“I’ve been involved with fan representation for over a quarter of a century, and during that time I’ve seen governments hold football authorities accountable many times for inadequacies in their governance,” he said.
“Every time they told the football authorities ‘you have to act together in terms of management’ and the football authorities said ‘yes, of course we will, we will do it’.
“When the pressure is removed and the review is withdrawn, they go back to normal and go back to the font. Finally the Government said ‘you’ve got a chance, we’re going to get the independent editing of the game now’. I think it’s a much healthier form of government.
“If you don’t have football clubs that make their own rules they want to abide by and set their own assignments, then having this independently regulated market is potentially a new start here.”
The White Paper comes in response to a fan-led football review that included Miles, who was part of the review panel that published his recommendations in November 2021.
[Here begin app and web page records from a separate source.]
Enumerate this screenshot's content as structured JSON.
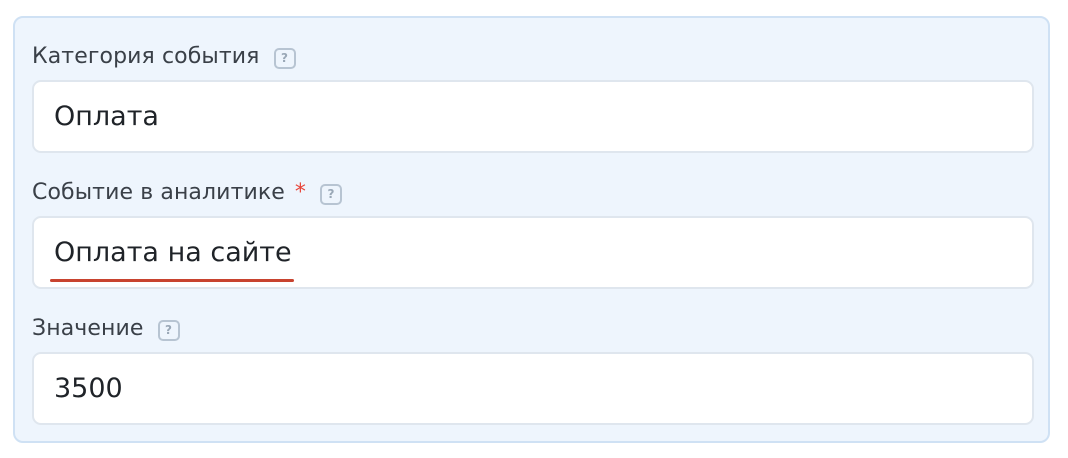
{
  "form": {
    "category": {
      "label": "Категория события",
      "value": "Оплата",
      "help_icon": "question-mark-icon"
    },
    "event": {
      "label": "Событие в аналитике",
      "required_mark": "*",
      "value": "Оплата на сайте",
      "help_icon": "question-mark-icon",
      "spellcheck_underline_color": "#c8432f"
    },
    "value_field": {
      "label": "Значение",
      "value": "3500",
      "help_icon": "question-mark-icon"
    },
    "help_glyph": "?"
  },
  "colors": {
    "panel_background": "#eef5fd",
    "panel_border": "#cfe1f4",
    "required": "#e8463a"
  }
}
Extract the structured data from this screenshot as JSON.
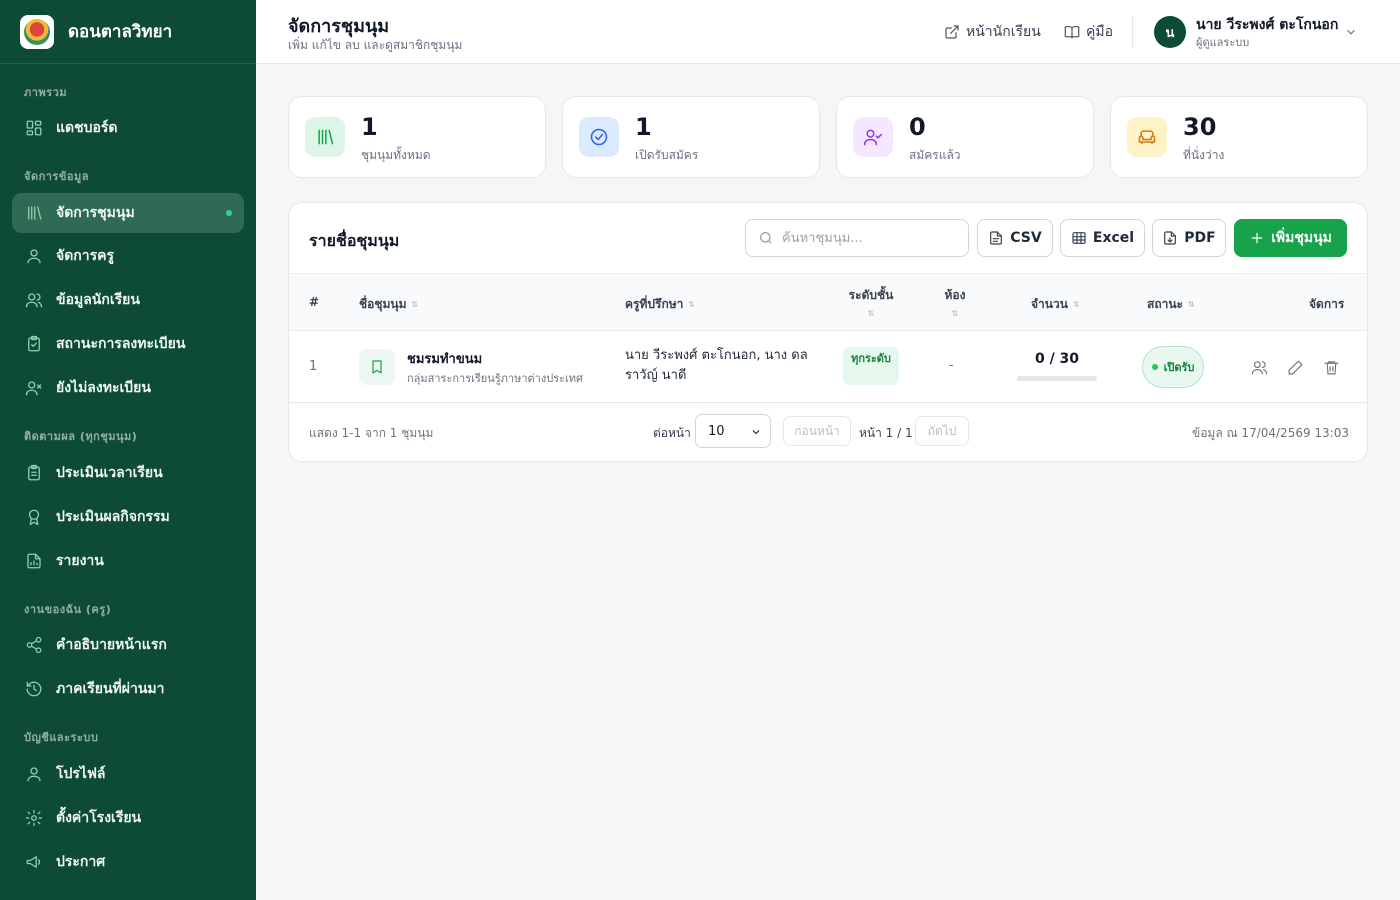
{
  "app": {
    "name": "ดอนตาลวิทยา"
  },
  "sidebar": {
    "sections": [
      {
        "label": "ภาพรวม"
      },
      {
        "label": "จัดการข้อมูล"
      },
      {
        "label": "ติดตามผล (ทุกชุมนุม)"
      },
      {
        "label": "งานของฉัน (ครู)"
      },
      {
        "label": "บัญชีและระบบ"
      }
    ],
    "items": [
      {
        "label": "แดชบอร์ด",
        "icon": "dashboard-icon"
      },
      {
        "label": "จัดการชุมนุม",
        "icon": "library-icon",
        "active": true
      },
      {
        "label": "จัดการครู",
        "icon": "user-icon"
      },
      {
        "label": "ข้อมูลนักเรียน",
        "icon": "users-icon"
      },
      {
        "label": "สถานะการลงทะเบียน",
        "icon": "clipboard-check-icon"
      },
      {
        "label": "ยังไม่ลงทะเบียน",
        "icon": "user-x-icon"
      },
      {
        "label": "ประเมินเวลาเรียน",
        "icon": "clipboard-list-icon"
      },
      {
        "label": "ประเมินผลกิจกรรม",
        "icon": "award-icon"
      },
      {
        "label": "รายงาน",
        "icon": "file-chart-icon"
      },
      {
        "label": "คำอธิบายหน้าแรก",
        "icon": "share-icon"
      },
      {
        "label": "ภาคเรียนที่ผ่านมา",
        "icon": "history-icon"
      },
      {
        "label": "โปรไฟล์",
        "icon": "user-icon"
      },
      {
        "label": "ตั้งค่าโรงเรียน",
        "icon": "gear-icon"
      },
      {
        "label": "ประกาศ",
        "icon": "megaphone-icon"
      }
    ]
  },
  "header": {
    "title": "จัดการชุมนุม",
    "subtitle": "เพิ่ม แก้ไข ลบ และดูสมาชิกชุมนุม",
    "student_page_label": "หน้านักเรียน",
    "manual_label": "คู่มือ",
    "user": {
      "initial": "น",
      "name": "นาย วีระพงศ์ ตะโกนอก",
      "role": "ผู้ดูแลระบบ"
    }
  },
  "stats": [
    {
      "value": "1",
      "label": "ชุมนุมทั้งหมด",
      "icon": "library-icon",
      "color": "#16a34a",
      "bg": "#dcf5e6"
    },
    {
      "value": "1",
      "label": "เปิดรับสมัคร",
      "icon": "check-circle-icon",
      "color": "#2563eb",
      "bg": "#dbeafe"
    },
    {
      "value": "0",
      "label": "สมัครแล้ว",
      "icon": "user-check-icon",
      "color": "#9333ea",
      "bg": "#f3e8ff"
    },
    {
      "value": "30",
      "label": "ที่นั่งว่าง",
      "icon": "sofa-icon",
      "color": "#d97706",
      "bg": "#fef3c7"
    }
  ],
  "table": {
    "title": "รายชื่อชุมนุม",
    "search_placeholder": "ค้นหาชุมนุม...",
    "buttons": {
      "csv": "CSV",
      "excel": "Excel",
      "pdf": "PDF",
      "add": "เพิ่มชุมนุม"
    },
    "columns": {
      "index": "#",
      "name": "ชื่อชุมนุม",
      "advisor": "ครูที่ปรึกษา",
      "level": "ระดับชั้น",
      "room": "ห้อง",
      "count": "จำนวน",
      "status": "สถานะ",
      "actions": "จัดการ"
    },
    "rows": [
      {
        "index": "1",
        "name": "ชมรมทำขนม",
        "description": "กลุ่มสาระการเรียนรู้ภาษาต่างประเทศ",
        "advisor": "นาย วีระพงศ์ ตะโกนอก, นาง ดลราวัญ์ นาดี",
        "level": "ทุกระดับ",
        "room": "-",
        "count": "0 / 30",
        "fill": 0,
        "status": "เปิดรับ"
      }
    ],
    "footer": {
      "showing": "แสดง 1-1 จาก 1 ชุมนุม",
      "per_page_label": "ต่อหน้า",
      "per_page_value": "10",
      "prev_label": "ก่อนหน้า",
      "page_info": "หน้า 1 / 1",
      "next_label": "ถัดไป",
      "data_as_of": "ข้อมูล ณ 17/04/2569 13:03"
    }
  }
}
Clubs will be subject to further financial scrutiny, the Government promises to strengthen testing on new owners and managers, and enforce fan veto powers by clubs. Football Federation will be supported by the regulator.
The regulator will also have targeted powers to intervene should football fail to agree on a new financial distribution agreement.
“It’s an understandable instinct to say that football should be self-regulating, and it takes bitter experience to prove that football authorities can’t,” added Miles.
“It’s not because they’re bad people – the rules are set by the club owners. Club owners haven’t proven willing to impose rules that require a high standard of management because doing so is not in their immediate, short-term financial interests.
“Football is too important to be managed on that basis.”
Human rights research and advocacy group FairSquare says the Government has missed a chance to address what it sees as arguably the biggest threat to the financial sustainability of the British game: clubs’ state ownership.
“State ownership poses an unprecedented threat to the English game and to European football more broadly, and this White Paper leaves English football open to the worst kind of manipulation,” the group said.
Football reform group Fair Game gave the White Paper a scorecard ranging from A* for financial regulation to F for equality, diversity and inclusion, and set to not be part of the regulator’s mandate.
Niall Couper, CEO of Fair Game, said: “There is much to welcome in the White Paper – stronger rules on financial regulation, the introduction of a corporate governance law for the first time, and the preservation of a club’s legacy.
“While there are many positive points in the document, as our scorecard reveals, there are a few issues that need to be resolved – particularly the financial flow and whether the regulator will have the tooth it needs.
“However, for the first time, we now have a way to bring about meaningful change. To change our game for the better, we need political will to strengthen proposals, establish a solid legislative calendar, and get this White Paper through the parliamentary process.”